▸ **TASK PROMPT**:
When you write out the records, keep every line exactly as it is.

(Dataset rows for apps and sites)
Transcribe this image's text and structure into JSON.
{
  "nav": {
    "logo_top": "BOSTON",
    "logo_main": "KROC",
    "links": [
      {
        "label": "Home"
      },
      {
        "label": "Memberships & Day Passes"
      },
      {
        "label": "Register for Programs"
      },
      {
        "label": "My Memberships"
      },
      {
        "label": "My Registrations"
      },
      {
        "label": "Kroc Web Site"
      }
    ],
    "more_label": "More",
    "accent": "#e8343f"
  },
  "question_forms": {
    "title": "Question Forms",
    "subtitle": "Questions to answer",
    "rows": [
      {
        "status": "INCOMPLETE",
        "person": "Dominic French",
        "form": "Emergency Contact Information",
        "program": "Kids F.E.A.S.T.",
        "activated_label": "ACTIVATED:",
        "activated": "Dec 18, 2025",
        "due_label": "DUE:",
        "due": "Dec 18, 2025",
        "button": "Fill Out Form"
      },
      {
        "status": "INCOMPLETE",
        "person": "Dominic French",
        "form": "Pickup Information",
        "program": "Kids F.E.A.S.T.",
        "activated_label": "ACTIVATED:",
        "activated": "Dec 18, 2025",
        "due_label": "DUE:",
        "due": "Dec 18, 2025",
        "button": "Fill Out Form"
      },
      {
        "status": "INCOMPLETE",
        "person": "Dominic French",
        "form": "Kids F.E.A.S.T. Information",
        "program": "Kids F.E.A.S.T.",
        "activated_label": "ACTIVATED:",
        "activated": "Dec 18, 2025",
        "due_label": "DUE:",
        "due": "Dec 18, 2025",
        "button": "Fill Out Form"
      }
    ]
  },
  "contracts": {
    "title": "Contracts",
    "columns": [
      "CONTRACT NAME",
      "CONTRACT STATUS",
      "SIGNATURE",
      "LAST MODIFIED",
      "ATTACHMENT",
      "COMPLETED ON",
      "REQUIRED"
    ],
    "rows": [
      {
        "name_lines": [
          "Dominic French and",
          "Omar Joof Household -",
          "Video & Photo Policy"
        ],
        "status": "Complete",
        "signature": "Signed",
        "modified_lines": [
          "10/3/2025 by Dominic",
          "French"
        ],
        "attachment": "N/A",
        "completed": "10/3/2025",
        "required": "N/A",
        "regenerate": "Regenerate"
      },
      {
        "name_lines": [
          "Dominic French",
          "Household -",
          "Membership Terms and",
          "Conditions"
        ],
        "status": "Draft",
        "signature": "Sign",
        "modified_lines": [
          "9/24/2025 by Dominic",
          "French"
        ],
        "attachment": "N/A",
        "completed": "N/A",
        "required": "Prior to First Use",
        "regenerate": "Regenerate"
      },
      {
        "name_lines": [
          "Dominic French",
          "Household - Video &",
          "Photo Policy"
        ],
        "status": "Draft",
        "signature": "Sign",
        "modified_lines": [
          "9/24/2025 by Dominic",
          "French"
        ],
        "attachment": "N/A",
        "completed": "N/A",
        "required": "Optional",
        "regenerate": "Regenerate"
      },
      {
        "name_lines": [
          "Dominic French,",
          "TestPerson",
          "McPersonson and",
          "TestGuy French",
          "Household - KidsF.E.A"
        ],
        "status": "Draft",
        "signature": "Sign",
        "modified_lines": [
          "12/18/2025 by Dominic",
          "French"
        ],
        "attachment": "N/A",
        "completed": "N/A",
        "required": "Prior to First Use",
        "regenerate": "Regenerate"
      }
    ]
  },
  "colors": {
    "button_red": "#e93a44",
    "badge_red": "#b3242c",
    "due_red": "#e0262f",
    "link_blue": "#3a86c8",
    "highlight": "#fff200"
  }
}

▸ **ANSWER SPACE**:
Transcribe this image's text and structure into JSON.
{
  "nav": {
    "logo_top": "BOSTON",
    "logo_main": "KROC",
    "links": [
      {
        "label": "Home"
      },
      {
        "label": "Memberships & Day Passes"
      },
      {
        "label": "Register for Programs"
      },
      {
        "label": "My Memberships"
      },
      {
        "label": "My Registrations"
      },
      {
        "label": "Kroc Web Site"
      }
    ],
    "more_label": "More",
    "accent": "#e8343f"
  },
  "question_forms": {
    "title": "Question Forms",
    "subtitle": "Questions to answer",
    "rows": [
      {
        "status": "INCOMPLETE",
        "person": "Dominic French",
        "form": "Emergency Contact Information",
        "program": "Kids F.E.A.S.T.",
        "activated_label": "ACTIVATED:",
        "activated": "Dec 18, 2025",
        "due_label": "DUE:",
        "due": "Dec 18, 2025",
        "button": "Fill Out Form"
      },
      {
        "status": "INCOMPLETE",
        "person": "Dominic French",
        "form": "Pickup Information",
        "program": "Kids F.E.A.S.T.",
        "activated_label": "ACTIVATED:",
        "activated": "Dec 18, 2025",
        "due_label": "DUE:",
        "due": "Dec 18, 2025",
        "button": "Fill Out Form"
      },
      {
        "status": "INCOMPLETE",
        "person": "Dominic French",
        "form": "Kids F.E.A.S.T. Information",
        "program": "Kids F.E.A.S.T.",
        "activated_label": "ACTIVATED:",
        "activated": "Dec 18, 2025",
        "due_label": "DUE:",
        "due": "Dec 18, 2025",
        "button": "Fill Out Form"
      }
    ]
  },
  "contracts": {
    "title": "Contracts",
    "columns": [
      "CONTRACT NAME",
      "CONTRACT STATUS",
      "SIGNATURE",
      "LAST MODIFIED",
      "ATTACHMENT",
      "COMPLETED ON",
      "REQUIRED"
    ],
    "rows": [
      {
        "name_lines": [
          "Dominic French and",
          "Omar Joof Household -",
          "Video & Photo Policy"
        ],
        "status": "Complete",
        "signature": "Signed",
        "modified_lines": [
          "10/3/2025 by Dominic",
          "French"
        ],
        "attachment": "N/A",
        "completed": "10/3/2025",
        "required": "N/A",
        "regenerate": "Regenerate"
      },
      {
        "name_lines": [
          "Dominic French",
          "Household -",
          "Membership Terms and",
          "Conditions"
        ],
        "status": "Draft",
        "signature": "Sign",
        "modified_lines": [
          "9/24/2025 by Dominic",
          "French"
        ],
        "attachment": "N/A",
        "completed": "N/A",
        "required": "Prior to First Use",
        "regenerate": "Regenerate"
      },
      {
        "name_lines": [
          "Dominic French",
          "Household - Video &",
          "Photo Policy"
        ],
        "status": "Draft",
        "signature": "Sign",
        "modified_lines": [
          "9/24/2025 by Dominic",
          "French"
        ],
        "attachment": "N/A",
        "completed": "N/A",
        "required": "Optional",
        "regenerate": "Regenerate"
      },
      {
        "name_lines": [
          "Dominic French,",
          "TestPerson",
          "McPersonson and",
          "TestGuy French",
          "Household - KidsF.E.A"
        ],
        "status": "Draft",
        "signature": "Sign",
        "modified_lines": [
          "12/18/2025 by Dominic",
          "French"
        ],
        "attachment": "N/A",
        "completed": "N/A",
        "required": "Prior to First Use",
        "regenerate": "Regenerate"
      }
    ]
  },
  "colors": {
    "button_red": "#e93a44",
    "badge_red": "#b3242c",
    "due_red": "#e0262f",
    "link_blue": "#3a86c8",
    "highlight": "#fff200"
  }
}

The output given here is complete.